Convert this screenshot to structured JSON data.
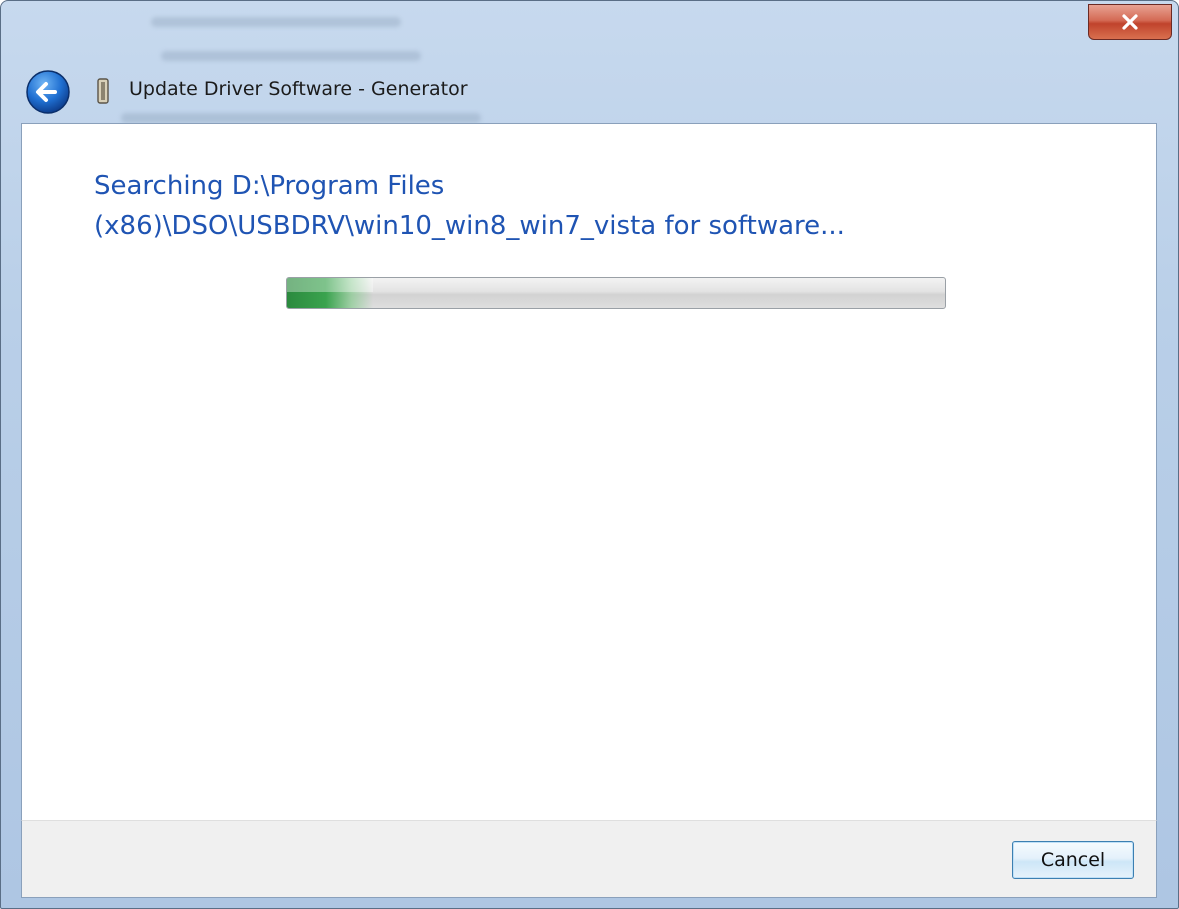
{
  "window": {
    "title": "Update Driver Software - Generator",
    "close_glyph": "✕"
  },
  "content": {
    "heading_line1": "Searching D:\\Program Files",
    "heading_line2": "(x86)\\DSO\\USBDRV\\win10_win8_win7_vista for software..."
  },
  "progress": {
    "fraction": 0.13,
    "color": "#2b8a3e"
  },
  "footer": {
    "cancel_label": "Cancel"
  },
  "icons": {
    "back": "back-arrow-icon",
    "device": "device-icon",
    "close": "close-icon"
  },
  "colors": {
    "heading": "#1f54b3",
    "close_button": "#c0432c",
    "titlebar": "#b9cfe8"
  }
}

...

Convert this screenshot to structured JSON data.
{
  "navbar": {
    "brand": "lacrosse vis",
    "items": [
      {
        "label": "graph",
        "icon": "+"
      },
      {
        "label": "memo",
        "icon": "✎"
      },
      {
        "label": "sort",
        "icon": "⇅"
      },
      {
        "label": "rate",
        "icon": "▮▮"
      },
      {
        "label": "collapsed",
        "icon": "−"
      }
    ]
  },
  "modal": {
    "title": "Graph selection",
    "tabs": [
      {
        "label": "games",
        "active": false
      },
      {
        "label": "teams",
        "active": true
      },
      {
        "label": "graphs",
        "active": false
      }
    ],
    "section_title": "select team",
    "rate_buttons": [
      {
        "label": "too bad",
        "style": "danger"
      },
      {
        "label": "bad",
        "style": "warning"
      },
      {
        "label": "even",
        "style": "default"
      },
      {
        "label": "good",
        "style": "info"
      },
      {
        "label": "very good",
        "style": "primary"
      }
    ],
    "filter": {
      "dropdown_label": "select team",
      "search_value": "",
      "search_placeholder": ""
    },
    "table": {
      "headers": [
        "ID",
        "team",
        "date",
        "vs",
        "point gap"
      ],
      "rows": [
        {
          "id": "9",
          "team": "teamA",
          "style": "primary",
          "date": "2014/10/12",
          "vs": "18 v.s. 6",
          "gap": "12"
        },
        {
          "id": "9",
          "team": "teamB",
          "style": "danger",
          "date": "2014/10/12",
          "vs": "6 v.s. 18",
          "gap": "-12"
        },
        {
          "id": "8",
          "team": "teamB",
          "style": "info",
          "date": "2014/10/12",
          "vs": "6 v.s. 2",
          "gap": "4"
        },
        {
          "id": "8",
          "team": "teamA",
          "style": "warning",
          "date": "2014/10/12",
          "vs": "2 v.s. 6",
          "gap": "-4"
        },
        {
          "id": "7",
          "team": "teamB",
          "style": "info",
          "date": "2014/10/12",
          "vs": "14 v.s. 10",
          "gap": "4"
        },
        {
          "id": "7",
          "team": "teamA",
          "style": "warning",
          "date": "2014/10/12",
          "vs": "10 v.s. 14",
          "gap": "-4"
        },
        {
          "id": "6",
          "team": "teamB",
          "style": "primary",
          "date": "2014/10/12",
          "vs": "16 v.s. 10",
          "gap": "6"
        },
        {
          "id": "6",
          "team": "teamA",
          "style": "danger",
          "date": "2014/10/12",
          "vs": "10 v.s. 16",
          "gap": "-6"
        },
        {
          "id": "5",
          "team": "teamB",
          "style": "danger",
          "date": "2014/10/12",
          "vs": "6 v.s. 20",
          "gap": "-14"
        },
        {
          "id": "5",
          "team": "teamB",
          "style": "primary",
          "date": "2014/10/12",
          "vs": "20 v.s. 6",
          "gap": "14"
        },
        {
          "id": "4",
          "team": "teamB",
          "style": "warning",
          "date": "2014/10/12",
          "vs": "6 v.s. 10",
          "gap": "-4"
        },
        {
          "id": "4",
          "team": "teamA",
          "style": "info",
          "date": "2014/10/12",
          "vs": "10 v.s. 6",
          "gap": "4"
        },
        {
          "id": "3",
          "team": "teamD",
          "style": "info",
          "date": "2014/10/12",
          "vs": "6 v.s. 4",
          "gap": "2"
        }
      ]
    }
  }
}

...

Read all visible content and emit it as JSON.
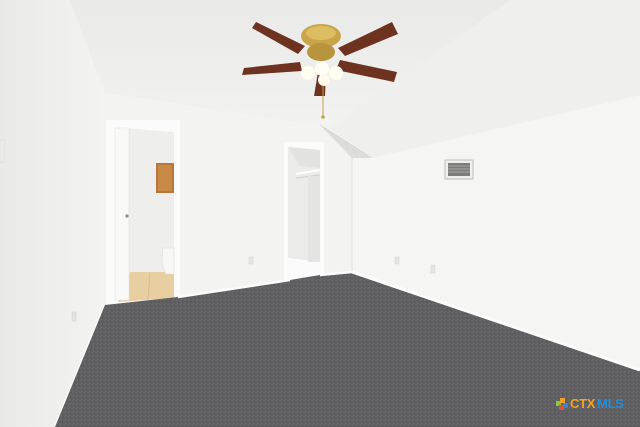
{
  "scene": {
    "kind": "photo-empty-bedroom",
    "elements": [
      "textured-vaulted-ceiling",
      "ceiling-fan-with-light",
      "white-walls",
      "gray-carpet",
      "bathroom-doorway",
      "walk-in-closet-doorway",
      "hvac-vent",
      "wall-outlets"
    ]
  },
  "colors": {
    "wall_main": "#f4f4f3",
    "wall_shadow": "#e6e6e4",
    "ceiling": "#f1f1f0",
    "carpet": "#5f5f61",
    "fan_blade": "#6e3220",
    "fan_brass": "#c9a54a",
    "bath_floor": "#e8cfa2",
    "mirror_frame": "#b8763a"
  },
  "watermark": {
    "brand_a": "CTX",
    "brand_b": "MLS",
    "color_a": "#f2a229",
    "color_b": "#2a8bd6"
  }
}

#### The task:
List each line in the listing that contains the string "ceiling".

#### Response to the task:
      "textured-vaulted-ceiling",
      "ceiling-fan-with-light",
    "ceiling": "#f1f1f0",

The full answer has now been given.